Its kind of interesting to go back and look at last year’s sophmore analysis

Steve Balboni

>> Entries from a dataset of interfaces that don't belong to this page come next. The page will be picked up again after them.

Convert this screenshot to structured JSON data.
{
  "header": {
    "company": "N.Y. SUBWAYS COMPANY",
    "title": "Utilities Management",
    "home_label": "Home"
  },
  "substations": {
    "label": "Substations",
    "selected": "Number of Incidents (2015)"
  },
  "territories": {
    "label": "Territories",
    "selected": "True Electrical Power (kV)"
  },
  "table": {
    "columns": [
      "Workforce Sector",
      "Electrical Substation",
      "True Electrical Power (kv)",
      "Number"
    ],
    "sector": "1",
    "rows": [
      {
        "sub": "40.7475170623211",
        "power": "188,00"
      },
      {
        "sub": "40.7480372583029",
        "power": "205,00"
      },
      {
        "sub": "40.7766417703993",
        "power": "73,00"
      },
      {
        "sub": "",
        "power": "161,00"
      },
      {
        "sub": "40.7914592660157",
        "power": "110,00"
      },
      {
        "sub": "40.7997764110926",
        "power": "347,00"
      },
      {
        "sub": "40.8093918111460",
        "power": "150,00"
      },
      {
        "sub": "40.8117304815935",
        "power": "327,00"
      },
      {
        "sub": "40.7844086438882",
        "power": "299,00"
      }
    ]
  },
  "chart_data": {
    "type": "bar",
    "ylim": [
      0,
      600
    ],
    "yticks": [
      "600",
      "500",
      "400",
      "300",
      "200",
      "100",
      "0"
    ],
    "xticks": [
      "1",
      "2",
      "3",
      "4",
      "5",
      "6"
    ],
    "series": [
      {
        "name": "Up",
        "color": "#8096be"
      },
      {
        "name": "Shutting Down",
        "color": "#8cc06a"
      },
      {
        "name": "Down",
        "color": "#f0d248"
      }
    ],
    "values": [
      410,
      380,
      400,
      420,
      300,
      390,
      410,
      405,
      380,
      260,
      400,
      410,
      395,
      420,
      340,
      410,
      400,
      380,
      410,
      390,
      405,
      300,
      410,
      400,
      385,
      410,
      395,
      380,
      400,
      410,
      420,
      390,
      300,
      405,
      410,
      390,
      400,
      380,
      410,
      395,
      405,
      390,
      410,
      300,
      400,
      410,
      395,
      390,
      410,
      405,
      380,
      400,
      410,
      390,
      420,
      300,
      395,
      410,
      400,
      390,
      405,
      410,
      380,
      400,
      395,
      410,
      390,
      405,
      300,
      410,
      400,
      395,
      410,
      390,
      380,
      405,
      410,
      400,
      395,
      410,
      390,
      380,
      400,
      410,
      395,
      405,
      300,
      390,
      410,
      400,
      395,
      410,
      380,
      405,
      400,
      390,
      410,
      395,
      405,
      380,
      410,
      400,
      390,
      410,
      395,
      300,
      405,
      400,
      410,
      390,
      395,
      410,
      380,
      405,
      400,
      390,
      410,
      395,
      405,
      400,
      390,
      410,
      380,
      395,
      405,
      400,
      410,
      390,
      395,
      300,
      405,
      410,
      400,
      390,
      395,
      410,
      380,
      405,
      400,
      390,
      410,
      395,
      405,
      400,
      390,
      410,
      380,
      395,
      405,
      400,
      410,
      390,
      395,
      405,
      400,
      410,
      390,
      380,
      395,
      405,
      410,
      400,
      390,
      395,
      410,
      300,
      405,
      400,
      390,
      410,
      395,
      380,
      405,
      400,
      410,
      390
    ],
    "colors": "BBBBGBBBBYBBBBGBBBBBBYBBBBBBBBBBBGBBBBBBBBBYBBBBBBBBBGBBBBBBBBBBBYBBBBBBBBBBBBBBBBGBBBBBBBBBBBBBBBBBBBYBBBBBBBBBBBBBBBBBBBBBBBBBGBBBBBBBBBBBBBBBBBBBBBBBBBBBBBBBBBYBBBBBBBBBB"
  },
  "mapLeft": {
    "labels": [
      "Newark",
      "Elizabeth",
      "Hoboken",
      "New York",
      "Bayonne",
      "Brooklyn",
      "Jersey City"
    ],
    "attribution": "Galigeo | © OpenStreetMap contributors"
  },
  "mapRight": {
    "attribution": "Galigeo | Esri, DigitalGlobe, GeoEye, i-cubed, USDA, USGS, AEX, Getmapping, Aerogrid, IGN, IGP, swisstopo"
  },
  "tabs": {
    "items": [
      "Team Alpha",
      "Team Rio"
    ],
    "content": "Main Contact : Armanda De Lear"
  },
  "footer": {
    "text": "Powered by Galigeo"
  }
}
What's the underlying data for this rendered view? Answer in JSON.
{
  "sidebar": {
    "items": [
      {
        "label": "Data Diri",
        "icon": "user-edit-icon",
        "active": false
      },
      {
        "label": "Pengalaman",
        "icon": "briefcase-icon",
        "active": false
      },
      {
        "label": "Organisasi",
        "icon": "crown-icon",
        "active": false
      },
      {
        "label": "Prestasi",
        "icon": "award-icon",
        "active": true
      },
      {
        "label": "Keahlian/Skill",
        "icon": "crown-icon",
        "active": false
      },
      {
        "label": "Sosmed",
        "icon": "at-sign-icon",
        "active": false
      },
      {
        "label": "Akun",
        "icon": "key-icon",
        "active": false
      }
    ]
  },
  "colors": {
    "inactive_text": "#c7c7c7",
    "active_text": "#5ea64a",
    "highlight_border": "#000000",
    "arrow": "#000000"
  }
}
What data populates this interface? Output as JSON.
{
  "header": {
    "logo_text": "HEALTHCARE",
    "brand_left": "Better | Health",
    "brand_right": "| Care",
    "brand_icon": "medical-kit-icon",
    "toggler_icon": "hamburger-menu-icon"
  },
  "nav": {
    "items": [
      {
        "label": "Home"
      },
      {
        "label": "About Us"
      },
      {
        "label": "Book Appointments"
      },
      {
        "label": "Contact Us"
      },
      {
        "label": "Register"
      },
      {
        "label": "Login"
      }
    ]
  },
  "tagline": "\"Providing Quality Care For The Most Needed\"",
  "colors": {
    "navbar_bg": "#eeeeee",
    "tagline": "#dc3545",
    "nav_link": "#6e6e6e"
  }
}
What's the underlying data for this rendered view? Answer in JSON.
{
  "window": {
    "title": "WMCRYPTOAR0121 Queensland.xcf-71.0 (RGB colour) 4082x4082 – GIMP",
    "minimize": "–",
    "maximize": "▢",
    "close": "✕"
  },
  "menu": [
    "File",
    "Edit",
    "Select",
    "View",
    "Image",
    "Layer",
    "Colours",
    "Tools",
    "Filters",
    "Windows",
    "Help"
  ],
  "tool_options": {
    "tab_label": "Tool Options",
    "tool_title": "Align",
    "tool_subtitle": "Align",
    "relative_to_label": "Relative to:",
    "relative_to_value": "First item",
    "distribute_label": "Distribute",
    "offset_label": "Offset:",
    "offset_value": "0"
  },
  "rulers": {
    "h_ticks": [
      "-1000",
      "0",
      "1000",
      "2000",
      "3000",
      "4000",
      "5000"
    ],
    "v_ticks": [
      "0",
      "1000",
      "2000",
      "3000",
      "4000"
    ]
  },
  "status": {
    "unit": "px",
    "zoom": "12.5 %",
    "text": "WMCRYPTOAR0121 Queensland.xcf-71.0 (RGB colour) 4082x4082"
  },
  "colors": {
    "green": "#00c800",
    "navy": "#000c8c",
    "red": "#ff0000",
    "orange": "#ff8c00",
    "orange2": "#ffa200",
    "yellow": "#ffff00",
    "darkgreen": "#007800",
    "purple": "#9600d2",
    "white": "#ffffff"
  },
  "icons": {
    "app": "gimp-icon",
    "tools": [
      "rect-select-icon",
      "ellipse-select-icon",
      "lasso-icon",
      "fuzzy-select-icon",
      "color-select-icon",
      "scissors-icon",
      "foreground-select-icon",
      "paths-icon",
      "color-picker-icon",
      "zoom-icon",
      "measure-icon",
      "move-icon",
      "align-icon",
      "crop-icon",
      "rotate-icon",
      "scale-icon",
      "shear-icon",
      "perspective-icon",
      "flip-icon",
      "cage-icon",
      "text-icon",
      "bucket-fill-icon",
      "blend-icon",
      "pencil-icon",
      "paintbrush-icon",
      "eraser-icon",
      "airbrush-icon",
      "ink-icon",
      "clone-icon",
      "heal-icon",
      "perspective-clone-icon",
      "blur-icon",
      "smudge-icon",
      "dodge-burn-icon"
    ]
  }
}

(there’s a hyperlink embedded in the last 4 words of that comment, its just not highlighted until you move your cursor over it)